Here are five actionable steps that organizations can take to support communities of color hit especially hard by the global pandemic.
The COVID-19 pandemic has exacerbated longstanding inequities and social determinants of health (SDoH) among communities of color, causing a disproportionate rate of hospitalizations and deaths among racial and ethnic minorities. In a commentary for NEJM Catalyst, Thomas D. Sequist, M.D. MPH, chief patient experience and equity officer, Mass General Brigham, shared insights from his work alongside two communities hit particularly hard by the pandemic: Navajo Nation and Chelsea, Massachusetts.
Although the two communities differ in size and location, Sequist found “striking parallels” due to social risk factors, including but not limited to food and housing insecurities, a limited amount of health care workers, and a lack of personal protective equipment. Structural racism plays a critical role as well, noted Sequist. Both communities continue to struggle with social distancing due to overcrowding and jobs as essential workers; a limited access to health care nearby; and a pre-existing mistrust of the public health and medical system.
The biggest foreseen challenge according to Sequist: complacency throughout society. “We must remember that the circumstances that created the crisis in Navajo Nation and Chelsea existed long before the COVID-19 pandemic and will persist long after unless we take sustained and impactful action now,” he said. “If we do nothing to change the underlying structure of impoverished communities, this scenario can and will happen again.”

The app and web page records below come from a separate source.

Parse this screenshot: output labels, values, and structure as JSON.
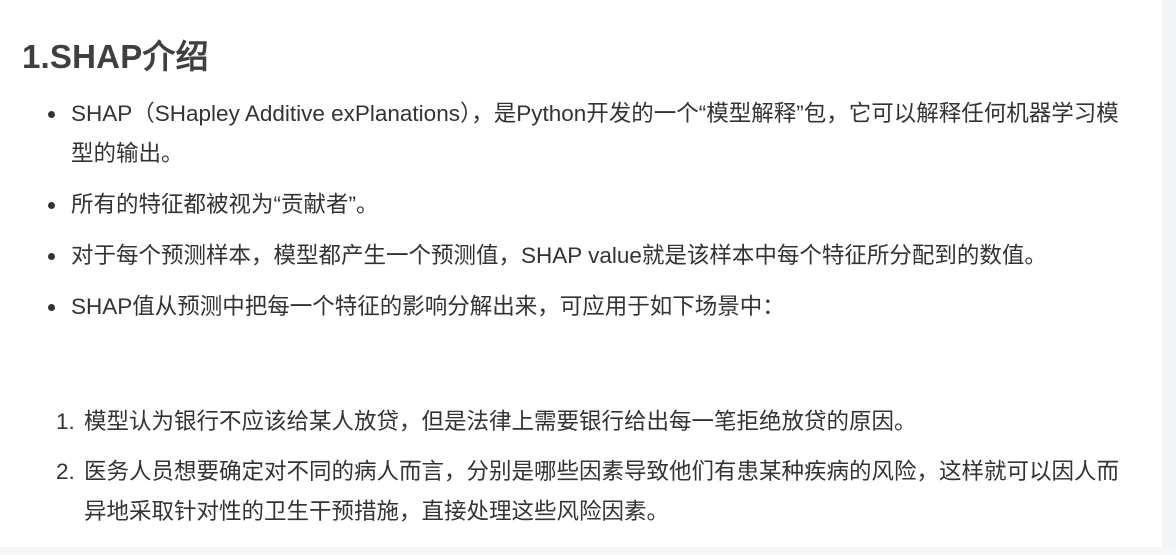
{
  "section": {
    "heading": "1.SHAP介绍"
  },
  "bullets": [
    {
      "text": "SHAP（SHapley Additive exPlanations），是Python开发的一个“模型解释”包，它可以解释任何机器学习模型的输出。"
    },
    {
      "text": "所有的特征都被视为“贡献者”。"
    },
    {
      "text": "对于每个预测样本，模型都产生一个预测值，SHAP value就是该样本中每个特征所分配到的数值。"
    },
    {
      "text": "SHAP值从预测中把每一个特征的影响分解出来，可应用于如下场景中："
    }
  ],
  "scenarios": [
    {
      "number": "1.",
      "text": "模型认为银行不应该给某人放贷，但是法律上需要银行给出每一笔拒绝放贷的原因。"
    },
    {
      "number": "2.",
      "text": "医务人员想要确定对不同的病人而言，分别是哪些因素导致他们有患某种疾病的风险，这样就可以因人而异地采取针对性的卫生干预措施，直接处理这些风险因素。"
    }
  ]
}
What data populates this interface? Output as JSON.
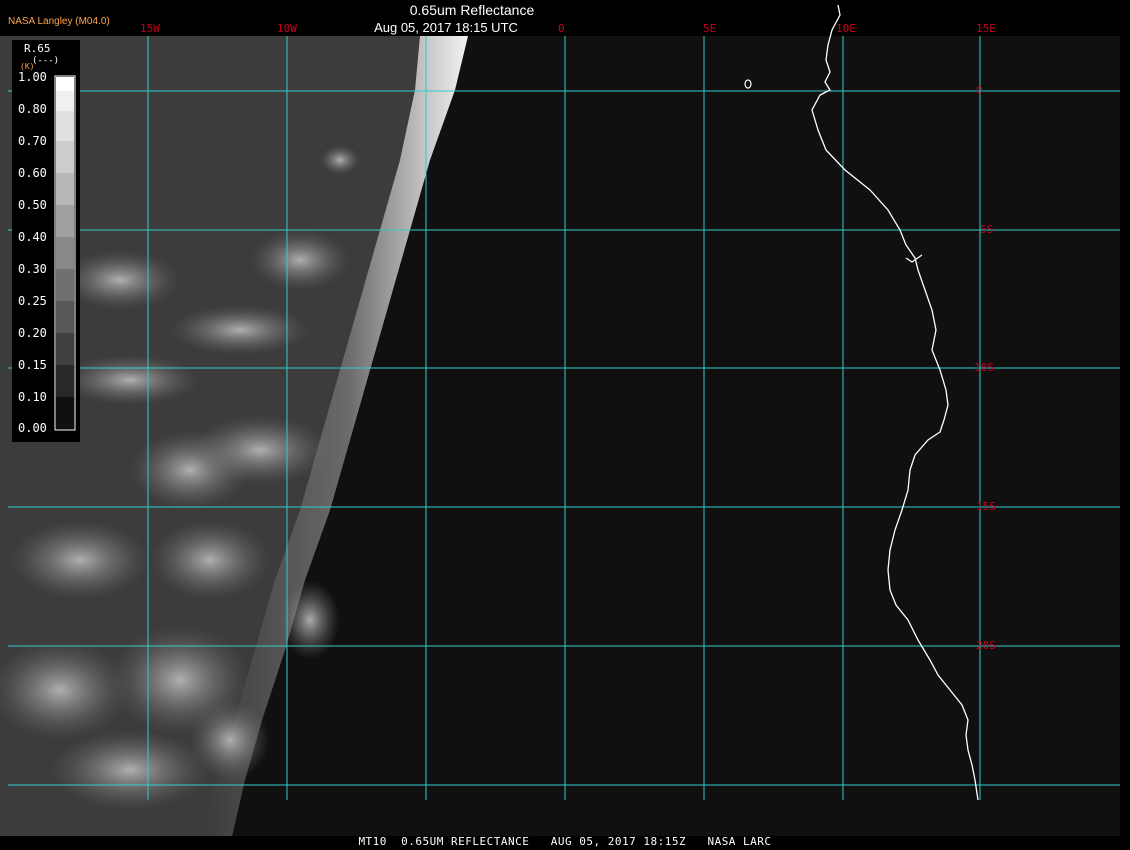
{
  "header": {
    "brand": "NASA Langley (M04.0)",
    "title": "0.65um Reflectance",
    "subtitle": "Aug 05, 2017 18:15 UTC"
  },
  "legend": {
    "variable": "R.65",
    "unit": "(---)",
    "unit_prefix": "(K)",
    "ticks": [
      "1.00",
      "0.80",
      "0.70",
      "0.60",
      "0.50",
      "0.40",
      "0.30",
      "0.25",
      "0.20",
      "0.15",
      "0.10",
      "0.00"
    ]
  },
  "grid": {
    "longitudes": [
      "15W",
      "10W",
      "0",
      "5E",
      "10E",
      "15E"
    ],
    "latitudes": [
      "0",
      "5S",
      "10S",
      "15S",
      "20S"
    ],
    "color": "#33cccc",
    "label_color": "#c8001e"
  },
  "footer": "MT10  0.65UM REFLECTANCE   AUG 05, 2017 18:15Z   NASA LARC",
  "colors": {
    "background": "#000000",
    "ocean": "#101010",
    "coastline": "#ffffff",
    "brand": "#ffa54a"
  }
}
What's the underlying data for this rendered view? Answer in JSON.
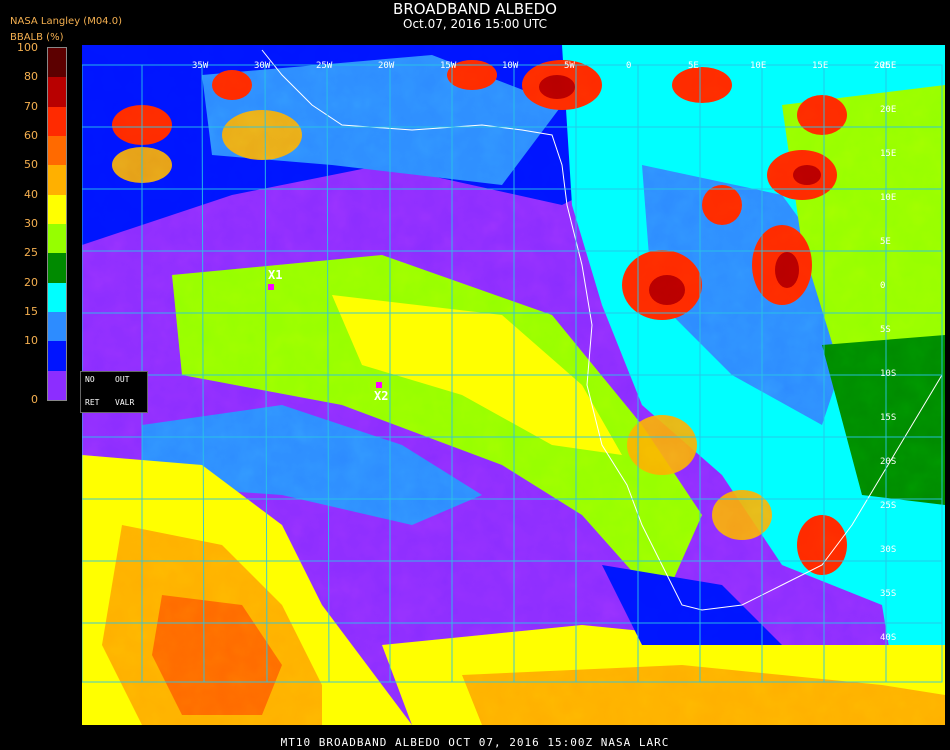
{
  "title": "BROADBAND ALBEDO",
  "subtitle": "Oct.07, 2016 15:00 UTC",
  "credit": "NASA Langley (M04.0)",
  "colorbar": {
    "title": "BBALB (%)",
    "ticks": [
      "100",
      "80",
      "70",
      "60",
      "50",
      "40",
      "30",
      "25",
      "20",
      "15",
      "10",
      "0"
    ],
    "colors": [
      "#5c0000",
      "#b80000",
      "#ff2a00",
      "#ff6a00",
      "#ffb000",
      "#ffff00",
      "#96ff00",
      "#008a00",
      "#00ffff",
      "#2d8cff",
      "#0014ff",
      "#8c2dff"
    ]
  },
  "legend_box": {
    "no": "NO",
    "out": "OUT",
    "ret": "RET",
    "valr": "VALR"
  },
  "markers": [
    {
      "label": "X1"
    },
    {
      "label": "X2"
    }
  ],
  "grid_labels": {
    "top": [
      "20E",
      "15E",
      "10E",
      "5E",
      "0",
      "5W",
      "10W",
      "15W",
      "20W",
      "25W",
      "30W",
      "35W"
    ],
    "right": [
      "25E",
      "20E",
      "15E",
      "10E",
      "5E",
      "0",
      "5S",
      "10S",
      "15S",
      "20S",
      "25S",
      "30S",
      "35S",
      "40S"
    ]
  },
  "footer": "MT10  BROADBAND ALBEDO   OCT 07, 2016 15:00Z   NASA LARC"
}
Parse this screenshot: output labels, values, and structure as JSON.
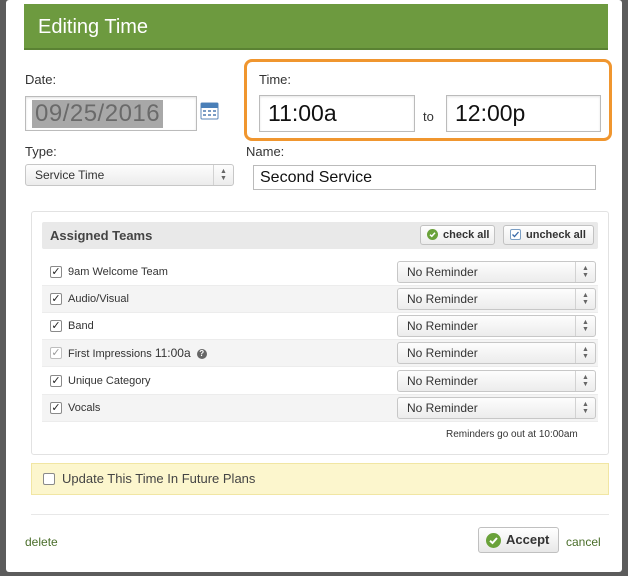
{
  "header": {
    "title": "Editing Time"
  },
  "date": {
    "label": "Date:",
    "value": "09/25/2016"
  },
  "time": {
    "label": "Time:",
    "start": "11:00a",
    "to": "to",
    "end": "12:00p"
  },
  "type": {
    "label": "Type:",
    "value": "Service Time"
  },
  "name": {
    "label": "Name:",
    "value": "Second Service"
  },
  "teams": {
    "title": "Assigned Teams",
    "check_all": "check all",
    "uncheck_all": "uncheck all",
    "rows": [
      {
        "name": "9am Welcome Team",
        "reminder": "No Reminder",
        "checked": true
      },
      {
        "name": "Audio/Visual",
        "reminder": "No Reminder",
        "checked": true
      },
      {
        "name": "Band",
        "reminder": "No Reminder",
        "checked": true
      },
      {
        "name": "First Impressions",
        "time": "11:00a",
        "reminder": "No Reminder",
        "checked": true,
        "disabled": true
      },
      {
        "name": "Unique Category",
        "reminder": "No Reminder",
        "checked": true
      },
      {
        "name": "Vocals",
        "reminder": "No Reminder",
        "checked": true
      }
    ],
    "reminder_note": "Reminders go out at 10:00am"
  },
  "future": {
    "label": "Update This Time In Future Plans",
    "checked": false
  },
  "footer": {
    "delete": "delete",
    "accept": "Accept",
    "cancel": "cancel"
  },
  "colors": {
    "header": "#6d9a3f",
    "highlight": "#f0962f",
    "future_bg": "#fcf6cd"
  }
}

But there are actionable measures that can ignite change. Here are the five steps Sequist recommends:
1. Fund programs to support health care delivery and address SDoH.
The global pandemic has underscored the considerable inadequacies of the public health system as well as structural racism and systemic bias, explained Sequist.
2. Increase funding of the Indian Health Service to aid Native American communities.
Native American communities continue to live under conditions that would have been addressed much earlier in other communities, said Sequist, who emphasized that Native Americans born in 2020 can expect to live 5.5 years less, on average, than other Americans. “This promotes a system of health care rationing that would be unacceptable in any other segment of U.S. society, yet we tolerate it among Native communities and often decline to speak of it,” he said.
3. Support incentive programs to increase provider availability in communities of color.
Financial aid and directed recruitment strategies are critical to improve health care provider supply, as well as training programs for local community members to further economic development, noted Sequist. An increase in diversity of clinical workforces and programs is also an important component to improved health care delivery.
4. Enhance health care communication with communities.
Strides in communication with patients in their preferred language is vital, according to Sequist, who noted that 35 percent of hospitalized patients with COVID-19 at Mass General Brigham do not speak English as a primary language.
5. Ensure technology advancements reach communities of color.
Any technologies funded by federal and private payers need to have the ability to reach vulnerable communities to address existing inequities.